··· EXTRACTED MATERIAL
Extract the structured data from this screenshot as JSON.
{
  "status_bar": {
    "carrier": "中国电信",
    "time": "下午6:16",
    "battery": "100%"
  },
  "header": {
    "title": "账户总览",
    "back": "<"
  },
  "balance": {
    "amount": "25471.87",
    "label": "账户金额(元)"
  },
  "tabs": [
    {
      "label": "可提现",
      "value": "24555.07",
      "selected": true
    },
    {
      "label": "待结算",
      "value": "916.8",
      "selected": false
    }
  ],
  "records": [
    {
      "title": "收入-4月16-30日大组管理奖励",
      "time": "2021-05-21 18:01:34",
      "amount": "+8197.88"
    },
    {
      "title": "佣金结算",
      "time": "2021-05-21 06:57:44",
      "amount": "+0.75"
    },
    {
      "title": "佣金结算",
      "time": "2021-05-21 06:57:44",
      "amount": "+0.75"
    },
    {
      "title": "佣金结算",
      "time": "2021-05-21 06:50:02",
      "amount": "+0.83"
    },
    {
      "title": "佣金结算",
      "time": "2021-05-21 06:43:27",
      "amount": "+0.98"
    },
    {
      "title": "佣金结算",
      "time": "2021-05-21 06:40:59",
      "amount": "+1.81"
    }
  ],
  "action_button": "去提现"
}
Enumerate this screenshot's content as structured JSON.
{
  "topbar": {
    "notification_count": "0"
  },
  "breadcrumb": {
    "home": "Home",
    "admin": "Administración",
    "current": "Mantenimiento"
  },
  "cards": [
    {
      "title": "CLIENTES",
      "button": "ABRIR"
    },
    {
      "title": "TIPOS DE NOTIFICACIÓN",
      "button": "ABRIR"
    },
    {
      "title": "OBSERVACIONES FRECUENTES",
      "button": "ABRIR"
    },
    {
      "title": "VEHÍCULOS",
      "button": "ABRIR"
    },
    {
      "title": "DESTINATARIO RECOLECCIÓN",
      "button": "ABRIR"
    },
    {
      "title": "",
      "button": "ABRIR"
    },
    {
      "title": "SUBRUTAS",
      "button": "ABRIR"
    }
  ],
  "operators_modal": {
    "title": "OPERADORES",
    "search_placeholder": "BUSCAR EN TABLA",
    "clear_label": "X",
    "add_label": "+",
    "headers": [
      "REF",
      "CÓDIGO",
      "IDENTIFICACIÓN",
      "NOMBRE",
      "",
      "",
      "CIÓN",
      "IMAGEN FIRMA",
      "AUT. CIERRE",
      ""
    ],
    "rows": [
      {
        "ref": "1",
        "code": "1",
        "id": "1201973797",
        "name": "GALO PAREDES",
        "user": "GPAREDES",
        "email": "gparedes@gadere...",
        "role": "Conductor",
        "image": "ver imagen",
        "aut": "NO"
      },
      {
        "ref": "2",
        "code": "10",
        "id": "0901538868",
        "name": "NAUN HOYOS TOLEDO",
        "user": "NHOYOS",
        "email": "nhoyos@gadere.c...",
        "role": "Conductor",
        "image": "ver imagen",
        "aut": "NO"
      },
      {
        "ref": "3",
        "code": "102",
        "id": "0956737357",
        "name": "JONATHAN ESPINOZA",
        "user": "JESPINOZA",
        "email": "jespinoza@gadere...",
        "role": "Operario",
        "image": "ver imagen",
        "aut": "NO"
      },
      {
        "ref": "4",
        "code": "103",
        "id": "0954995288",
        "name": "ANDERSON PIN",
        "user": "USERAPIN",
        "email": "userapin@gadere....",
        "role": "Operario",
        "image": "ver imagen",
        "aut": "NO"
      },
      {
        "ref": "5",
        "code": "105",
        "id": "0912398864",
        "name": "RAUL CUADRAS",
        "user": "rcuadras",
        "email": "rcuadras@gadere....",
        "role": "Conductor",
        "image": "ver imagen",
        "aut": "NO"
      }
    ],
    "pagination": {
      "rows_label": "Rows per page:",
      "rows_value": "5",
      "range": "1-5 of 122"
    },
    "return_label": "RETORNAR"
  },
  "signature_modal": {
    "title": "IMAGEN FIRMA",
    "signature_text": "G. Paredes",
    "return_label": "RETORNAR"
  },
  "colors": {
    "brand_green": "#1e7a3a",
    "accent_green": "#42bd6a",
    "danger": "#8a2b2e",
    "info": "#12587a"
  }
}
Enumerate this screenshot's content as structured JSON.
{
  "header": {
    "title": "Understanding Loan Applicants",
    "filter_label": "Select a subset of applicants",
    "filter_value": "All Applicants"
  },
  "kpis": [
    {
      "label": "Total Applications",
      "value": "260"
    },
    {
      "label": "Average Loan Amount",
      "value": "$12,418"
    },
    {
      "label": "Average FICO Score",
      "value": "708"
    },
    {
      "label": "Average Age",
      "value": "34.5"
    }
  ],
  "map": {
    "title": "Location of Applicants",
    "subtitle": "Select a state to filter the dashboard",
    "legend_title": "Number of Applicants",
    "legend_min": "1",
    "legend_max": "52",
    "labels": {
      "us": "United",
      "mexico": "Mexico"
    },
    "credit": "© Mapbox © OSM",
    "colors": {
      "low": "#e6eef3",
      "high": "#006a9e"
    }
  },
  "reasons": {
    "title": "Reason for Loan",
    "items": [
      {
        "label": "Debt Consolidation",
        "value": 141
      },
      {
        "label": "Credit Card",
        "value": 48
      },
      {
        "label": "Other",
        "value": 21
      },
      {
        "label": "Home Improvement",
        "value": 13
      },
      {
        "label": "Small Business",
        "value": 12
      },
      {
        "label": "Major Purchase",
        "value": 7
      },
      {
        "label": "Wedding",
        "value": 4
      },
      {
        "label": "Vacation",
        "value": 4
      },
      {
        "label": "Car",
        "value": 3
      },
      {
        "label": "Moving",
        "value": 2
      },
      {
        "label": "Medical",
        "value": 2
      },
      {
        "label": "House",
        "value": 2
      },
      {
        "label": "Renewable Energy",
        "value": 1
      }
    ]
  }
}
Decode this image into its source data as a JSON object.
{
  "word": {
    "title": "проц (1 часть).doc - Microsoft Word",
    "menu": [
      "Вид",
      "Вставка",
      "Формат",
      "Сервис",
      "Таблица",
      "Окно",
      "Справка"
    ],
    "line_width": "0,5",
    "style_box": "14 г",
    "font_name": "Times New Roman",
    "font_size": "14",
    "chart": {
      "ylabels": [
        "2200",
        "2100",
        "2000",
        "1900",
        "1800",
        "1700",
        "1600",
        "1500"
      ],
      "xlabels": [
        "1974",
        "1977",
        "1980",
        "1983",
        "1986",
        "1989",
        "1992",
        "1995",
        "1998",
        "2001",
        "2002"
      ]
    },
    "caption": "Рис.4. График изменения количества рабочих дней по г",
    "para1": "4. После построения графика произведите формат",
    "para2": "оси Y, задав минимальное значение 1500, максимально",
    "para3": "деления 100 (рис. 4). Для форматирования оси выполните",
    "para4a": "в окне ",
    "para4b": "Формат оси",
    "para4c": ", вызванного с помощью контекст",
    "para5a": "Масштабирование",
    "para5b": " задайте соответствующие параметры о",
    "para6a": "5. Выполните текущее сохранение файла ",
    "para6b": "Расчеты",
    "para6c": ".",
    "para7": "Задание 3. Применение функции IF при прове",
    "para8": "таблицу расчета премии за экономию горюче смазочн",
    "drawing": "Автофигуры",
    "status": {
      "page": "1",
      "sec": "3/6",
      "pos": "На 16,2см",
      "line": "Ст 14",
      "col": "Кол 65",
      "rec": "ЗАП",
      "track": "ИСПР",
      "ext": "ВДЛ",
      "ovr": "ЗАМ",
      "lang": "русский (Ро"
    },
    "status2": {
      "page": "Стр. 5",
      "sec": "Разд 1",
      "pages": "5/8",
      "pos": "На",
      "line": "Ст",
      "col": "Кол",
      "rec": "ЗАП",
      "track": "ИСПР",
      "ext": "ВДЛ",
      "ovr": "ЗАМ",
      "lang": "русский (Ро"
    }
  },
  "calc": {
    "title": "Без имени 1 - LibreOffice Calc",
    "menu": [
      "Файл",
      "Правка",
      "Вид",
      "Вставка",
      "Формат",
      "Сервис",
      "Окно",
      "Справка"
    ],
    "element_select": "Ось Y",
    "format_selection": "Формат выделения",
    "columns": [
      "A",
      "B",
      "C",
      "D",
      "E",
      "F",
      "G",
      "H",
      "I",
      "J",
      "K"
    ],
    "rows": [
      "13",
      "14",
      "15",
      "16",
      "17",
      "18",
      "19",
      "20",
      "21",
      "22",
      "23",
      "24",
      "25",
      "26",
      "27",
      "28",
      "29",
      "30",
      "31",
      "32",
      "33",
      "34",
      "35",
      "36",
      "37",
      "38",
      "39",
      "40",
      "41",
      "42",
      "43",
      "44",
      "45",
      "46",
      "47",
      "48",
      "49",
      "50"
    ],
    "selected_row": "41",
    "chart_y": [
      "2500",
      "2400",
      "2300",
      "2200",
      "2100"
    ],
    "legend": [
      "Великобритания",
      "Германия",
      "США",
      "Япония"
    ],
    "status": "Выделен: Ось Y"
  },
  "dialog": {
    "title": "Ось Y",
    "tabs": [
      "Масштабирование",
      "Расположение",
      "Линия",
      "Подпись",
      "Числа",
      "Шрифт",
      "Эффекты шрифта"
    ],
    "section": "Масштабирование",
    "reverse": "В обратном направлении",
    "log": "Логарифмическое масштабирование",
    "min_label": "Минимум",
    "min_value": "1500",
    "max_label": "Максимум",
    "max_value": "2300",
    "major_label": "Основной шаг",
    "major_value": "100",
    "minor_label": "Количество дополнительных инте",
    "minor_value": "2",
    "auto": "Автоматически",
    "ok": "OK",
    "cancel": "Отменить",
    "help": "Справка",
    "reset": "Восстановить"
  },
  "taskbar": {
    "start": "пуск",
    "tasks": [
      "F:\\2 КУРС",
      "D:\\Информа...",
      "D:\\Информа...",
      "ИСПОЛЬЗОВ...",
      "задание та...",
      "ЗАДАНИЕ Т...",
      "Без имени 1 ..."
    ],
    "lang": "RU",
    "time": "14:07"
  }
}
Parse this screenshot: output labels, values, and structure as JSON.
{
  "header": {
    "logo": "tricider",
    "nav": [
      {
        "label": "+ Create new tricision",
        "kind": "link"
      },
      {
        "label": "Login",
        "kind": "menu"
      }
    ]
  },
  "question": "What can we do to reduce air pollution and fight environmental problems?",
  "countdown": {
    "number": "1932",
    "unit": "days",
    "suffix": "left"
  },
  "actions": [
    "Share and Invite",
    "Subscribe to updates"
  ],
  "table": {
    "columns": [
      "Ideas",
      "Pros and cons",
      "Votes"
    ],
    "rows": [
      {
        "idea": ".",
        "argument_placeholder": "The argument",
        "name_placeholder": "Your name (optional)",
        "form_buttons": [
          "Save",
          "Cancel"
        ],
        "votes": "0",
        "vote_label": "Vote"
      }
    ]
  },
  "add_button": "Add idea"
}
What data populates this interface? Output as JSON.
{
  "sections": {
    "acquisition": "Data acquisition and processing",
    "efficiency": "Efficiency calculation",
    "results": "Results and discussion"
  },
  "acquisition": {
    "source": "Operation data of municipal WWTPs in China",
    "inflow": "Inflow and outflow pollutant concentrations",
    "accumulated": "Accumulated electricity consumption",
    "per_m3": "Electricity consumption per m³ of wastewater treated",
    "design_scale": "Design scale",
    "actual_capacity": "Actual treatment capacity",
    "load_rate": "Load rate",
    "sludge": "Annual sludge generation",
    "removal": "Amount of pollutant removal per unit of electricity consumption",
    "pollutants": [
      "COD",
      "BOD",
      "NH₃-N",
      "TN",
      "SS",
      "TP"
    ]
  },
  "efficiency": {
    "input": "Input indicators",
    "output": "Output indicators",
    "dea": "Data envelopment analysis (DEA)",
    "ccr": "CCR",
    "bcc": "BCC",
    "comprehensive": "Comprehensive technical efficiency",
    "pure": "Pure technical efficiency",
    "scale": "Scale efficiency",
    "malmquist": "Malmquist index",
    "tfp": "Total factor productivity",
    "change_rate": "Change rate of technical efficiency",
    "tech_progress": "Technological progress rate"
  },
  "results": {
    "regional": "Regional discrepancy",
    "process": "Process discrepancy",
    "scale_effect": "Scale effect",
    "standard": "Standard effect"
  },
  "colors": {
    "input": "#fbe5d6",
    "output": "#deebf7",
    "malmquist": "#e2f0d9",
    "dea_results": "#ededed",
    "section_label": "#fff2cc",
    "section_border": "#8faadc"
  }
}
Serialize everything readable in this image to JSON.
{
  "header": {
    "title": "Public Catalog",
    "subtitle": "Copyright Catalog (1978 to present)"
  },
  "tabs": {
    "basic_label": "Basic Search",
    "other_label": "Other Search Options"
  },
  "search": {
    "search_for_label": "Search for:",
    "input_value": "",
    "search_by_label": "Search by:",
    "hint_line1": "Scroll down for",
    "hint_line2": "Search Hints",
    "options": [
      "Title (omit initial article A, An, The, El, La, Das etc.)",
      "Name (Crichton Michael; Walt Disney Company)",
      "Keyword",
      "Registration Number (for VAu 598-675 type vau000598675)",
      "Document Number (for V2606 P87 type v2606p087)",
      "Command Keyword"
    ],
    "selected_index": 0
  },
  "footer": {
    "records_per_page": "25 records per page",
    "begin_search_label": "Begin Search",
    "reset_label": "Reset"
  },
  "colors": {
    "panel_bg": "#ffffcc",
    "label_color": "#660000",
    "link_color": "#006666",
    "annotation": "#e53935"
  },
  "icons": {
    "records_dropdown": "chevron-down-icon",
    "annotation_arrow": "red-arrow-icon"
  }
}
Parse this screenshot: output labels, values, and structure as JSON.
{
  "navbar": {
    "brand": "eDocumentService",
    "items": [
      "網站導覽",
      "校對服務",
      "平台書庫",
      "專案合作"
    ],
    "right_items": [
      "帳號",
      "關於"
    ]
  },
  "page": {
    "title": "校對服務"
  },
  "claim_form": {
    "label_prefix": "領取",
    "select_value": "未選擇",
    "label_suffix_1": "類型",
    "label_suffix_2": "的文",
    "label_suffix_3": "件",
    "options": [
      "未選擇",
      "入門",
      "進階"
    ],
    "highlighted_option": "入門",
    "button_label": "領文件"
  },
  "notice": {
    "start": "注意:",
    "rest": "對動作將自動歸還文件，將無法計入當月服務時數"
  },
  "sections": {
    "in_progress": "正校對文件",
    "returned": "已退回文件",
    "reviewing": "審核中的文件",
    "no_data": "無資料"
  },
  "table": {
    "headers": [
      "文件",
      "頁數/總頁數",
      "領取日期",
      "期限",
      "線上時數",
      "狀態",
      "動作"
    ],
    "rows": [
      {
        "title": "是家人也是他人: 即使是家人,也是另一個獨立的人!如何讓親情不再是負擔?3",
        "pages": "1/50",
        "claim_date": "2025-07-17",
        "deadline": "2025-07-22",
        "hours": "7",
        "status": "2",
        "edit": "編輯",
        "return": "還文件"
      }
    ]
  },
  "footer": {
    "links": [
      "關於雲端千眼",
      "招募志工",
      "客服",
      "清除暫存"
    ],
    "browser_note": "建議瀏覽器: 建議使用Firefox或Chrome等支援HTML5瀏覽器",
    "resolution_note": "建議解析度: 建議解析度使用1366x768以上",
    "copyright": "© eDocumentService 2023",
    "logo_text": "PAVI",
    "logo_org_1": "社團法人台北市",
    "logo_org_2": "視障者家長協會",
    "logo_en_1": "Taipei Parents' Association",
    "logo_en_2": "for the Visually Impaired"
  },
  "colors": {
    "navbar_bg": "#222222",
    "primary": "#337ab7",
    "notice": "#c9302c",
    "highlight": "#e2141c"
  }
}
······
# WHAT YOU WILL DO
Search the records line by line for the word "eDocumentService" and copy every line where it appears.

# TASK RESPONSE
    "brand": "eDocumentService",
    "copyright": "© eDocumentService 2023",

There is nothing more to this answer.